As sponsored posting on Facebook remains rarely untouched by political parties – an analysis showed that only 13% of all Facebook posts are sponsored – that comes as a surprise because this way of communicating has a huge potential for you to reach your target audience. Only one of the analysed parties made use of the sponsored post function within Facebook. 9 posts by Labour were sponsored out of 207 posts – that is a share of 4.35%.
But that does not mean that the parties do not advertise their content at all. A study published by the London School of Economics’ Media Policy Unit discovered that there is a focus on online ads since they are less cost intensive than those published in newspapers. In fact, are the parties relying on specific sort of online advertisement, namely the use of dark posts. Through dark posts do the parties have the chance to show nonpublic paid posts to selected users. This gives them the opportunity to tailor the posts to a specific audience – based on personal information such as demographics and interest – which is eventually only visible to the targeted group.

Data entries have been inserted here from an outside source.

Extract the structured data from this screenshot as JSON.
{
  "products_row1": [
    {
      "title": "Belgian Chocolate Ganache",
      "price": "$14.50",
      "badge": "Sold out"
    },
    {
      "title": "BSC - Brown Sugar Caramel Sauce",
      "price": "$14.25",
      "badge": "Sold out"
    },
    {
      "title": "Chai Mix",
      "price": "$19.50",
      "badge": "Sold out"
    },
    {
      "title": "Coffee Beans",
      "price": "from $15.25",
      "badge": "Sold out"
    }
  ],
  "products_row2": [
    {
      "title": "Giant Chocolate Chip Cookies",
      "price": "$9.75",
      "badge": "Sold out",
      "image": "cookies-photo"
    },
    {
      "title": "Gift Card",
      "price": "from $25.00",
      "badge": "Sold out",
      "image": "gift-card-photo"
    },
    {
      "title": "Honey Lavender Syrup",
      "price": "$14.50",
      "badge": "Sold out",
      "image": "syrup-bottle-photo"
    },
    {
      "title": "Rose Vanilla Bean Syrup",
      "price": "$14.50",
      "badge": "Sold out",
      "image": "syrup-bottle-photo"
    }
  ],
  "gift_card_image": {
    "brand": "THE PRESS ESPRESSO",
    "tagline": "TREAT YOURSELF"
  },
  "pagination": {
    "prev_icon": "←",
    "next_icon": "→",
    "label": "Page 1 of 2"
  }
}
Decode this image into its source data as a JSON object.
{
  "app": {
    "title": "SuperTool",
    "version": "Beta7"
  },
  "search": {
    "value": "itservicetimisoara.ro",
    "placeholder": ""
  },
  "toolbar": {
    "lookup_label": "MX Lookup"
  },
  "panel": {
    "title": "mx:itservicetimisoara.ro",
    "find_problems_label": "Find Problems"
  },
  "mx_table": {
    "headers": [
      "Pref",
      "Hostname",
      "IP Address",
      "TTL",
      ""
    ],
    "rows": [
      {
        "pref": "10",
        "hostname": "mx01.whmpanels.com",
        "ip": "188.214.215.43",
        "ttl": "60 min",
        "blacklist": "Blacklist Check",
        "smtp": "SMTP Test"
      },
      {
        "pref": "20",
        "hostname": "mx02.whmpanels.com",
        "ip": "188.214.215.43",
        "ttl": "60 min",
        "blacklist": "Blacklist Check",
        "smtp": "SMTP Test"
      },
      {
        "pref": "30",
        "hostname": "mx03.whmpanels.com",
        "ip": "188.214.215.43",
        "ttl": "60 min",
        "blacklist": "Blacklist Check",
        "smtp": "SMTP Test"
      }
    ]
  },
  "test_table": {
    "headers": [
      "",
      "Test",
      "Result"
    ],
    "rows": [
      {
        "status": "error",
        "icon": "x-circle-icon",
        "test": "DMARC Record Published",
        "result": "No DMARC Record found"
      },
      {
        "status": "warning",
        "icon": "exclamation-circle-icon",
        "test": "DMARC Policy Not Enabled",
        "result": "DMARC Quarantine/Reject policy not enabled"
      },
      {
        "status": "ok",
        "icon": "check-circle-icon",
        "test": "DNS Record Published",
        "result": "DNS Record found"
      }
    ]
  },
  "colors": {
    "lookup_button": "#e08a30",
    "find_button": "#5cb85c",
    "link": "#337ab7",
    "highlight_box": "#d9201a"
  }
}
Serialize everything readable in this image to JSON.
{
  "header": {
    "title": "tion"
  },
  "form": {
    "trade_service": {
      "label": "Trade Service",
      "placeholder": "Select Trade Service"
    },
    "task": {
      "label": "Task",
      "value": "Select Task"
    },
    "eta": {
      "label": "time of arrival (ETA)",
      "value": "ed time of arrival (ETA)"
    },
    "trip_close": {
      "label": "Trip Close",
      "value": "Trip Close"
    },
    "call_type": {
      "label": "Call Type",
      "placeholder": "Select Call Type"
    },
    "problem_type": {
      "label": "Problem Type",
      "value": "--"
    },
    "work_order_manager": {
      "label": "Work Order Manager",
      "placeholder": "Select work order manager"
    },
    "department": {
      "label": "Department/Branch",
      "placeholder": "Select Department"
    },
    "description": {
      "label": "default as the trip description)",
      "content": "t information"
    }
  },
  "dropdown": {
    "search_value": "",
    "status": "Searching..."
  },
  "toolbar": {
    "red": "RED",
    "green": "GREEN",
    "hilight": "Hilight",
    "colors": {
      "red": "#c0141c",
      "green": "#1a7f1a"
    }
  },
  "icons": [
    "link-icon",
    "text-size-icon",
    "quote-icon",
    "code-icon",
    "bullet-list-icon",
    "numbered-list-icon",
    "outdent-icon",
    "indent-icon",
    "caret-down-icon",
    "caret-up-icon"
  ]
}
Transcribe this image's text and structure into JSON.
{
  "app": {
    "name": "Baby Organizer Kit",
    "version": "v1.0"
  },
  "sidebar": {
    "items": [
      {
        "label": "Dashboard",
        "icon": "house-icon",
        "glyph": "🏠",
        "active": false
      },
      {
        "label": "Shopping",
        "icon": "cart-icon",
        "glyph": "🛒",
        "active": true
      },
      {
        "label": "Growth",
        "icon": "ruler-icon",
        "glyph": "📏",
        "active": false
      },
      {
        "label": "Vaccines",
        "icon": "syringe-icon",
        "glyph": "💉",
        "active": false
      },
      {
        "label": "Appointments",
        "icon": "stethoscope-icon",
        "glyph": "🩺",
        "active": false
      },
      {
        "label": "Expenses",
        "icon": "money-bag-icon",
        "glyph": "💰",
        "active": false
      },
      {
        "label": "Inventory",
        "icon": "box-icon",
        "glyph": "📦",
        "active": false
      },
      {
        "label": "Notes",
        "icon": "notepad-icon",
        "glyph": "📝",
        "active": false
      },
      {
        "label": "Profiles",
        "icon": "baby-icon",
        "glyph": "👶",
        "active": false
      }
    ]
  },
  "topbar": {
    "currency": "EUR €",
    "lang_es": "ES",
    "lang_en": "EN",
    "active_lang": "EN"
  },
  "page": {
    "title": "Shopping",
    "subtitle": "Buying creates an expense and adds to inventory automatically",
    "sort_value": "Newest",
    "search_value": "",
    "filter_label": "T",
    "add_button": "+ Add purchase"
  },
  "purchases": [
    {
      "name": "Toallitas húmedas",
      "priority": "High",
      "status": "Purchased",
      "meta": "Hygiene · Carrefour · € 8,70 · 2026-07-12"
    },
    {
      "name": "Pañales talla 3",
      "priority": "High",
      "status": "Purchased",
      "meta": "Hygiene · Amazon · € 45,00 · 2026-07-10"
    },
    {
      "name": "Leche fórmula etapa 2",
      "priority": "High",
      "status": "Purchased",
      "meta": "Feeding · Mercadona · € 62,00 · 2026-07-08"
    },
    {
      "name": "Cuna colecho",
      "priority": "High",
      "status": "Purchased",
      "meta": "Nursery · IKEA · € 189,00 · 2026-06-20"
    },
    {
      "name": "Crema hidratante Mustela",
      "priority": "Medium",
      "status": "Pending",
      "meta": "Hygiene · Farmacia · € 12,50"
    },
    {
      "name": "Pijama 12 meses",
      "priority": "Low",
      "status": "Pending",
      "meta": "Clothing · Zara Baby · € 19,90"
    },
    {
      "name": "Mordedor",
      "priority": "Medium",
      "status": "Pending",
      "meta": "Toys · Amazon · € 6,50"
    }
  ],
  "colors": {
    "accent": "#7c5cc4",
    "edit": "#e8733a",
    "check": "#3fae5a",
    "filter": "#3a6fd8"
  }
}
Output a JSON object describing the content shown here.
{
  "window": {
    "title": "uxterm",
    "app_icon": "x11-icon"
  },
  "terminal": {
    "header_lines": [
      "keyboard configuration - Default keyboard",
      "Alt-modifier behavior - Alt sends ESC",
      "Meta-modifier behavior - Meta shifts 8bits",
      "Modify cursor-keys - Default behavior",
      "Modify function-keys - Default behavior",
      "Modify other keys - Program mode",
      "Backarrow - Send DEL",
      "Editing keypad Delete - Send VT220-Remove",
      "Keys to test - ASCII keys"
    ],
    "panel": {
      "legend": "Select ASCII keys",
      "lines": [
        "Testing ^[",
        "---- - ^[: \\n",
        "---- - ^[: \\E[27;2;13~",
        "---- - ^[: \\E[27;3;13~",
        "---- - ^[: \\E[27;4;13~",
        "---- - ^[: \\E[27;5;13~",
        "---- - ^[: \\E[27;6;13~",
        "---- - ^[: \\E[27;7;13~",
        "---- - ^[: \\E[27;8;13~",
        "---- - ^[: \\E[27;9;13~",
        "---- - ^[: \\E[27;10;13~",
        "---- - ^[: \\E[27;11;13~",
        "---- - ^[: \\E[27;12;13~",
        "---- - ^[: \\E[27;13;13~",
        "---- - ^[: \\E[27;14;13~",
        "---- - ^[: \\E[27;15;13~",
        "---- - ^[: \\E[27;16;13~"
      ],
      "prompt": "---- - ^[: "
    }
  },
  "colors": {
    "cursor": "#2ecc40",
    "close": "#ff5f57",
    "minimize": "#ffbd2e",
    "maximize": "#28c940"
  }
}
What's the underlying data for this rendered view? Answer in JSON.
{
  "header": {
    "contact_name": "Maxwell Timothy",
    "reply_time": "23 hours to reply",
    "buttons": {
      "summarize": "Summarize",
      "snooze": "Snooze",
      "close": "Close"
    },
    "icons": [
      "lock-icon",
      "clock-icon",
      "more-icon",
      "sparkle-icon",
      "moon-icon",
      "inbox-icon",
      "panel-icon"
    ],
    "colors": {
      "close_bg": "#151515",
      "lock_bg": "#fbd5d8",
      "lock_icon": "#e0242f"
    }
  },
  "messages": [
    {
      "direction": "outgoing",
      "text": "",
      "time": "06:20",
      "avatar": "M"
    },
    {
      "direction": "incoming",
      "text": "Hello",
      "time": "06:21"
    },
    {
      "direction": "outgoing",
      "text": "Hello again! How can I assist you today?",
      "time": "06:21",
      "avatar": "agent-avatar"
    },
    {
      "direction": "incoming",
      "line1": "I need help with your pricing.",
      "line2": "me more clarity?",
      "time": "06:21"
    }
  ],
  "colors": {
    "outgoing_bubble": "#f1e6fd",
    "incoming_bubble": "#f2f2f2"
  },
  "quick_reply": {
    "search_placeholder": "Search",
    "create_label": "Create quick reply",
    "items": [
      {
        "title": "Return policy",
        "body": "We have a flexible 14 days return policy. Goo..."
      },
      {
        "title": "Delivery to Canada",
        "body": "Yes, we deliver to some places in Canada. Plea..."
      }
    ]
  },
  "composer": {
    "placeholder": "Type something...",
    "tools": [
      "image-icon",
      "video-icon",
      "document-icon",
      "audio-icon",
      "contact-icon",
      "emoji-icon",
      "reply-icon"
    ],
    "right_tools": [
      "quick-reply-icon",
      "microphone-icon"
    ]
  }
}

The final decision will be made somewhere else
The elections will not be decided on social media, but the digital sphere provides a new way of communicating and opens possibilities for campaigning with potential voters – especially young voters. Therefore, it is a close look at the behaviour of the political parties as they provide an indication of potential outcomes of the election. In particular, keep in mind that advertised content had a huge influence on the outcome of the US elections and the EU referendum. Parties are now focusing more and more on targeting content to reach and especially to win over more undecided voters. That said, the final decision will be made somewhere else, specifically at the ballot boxes across the United Kingdom on 8 June.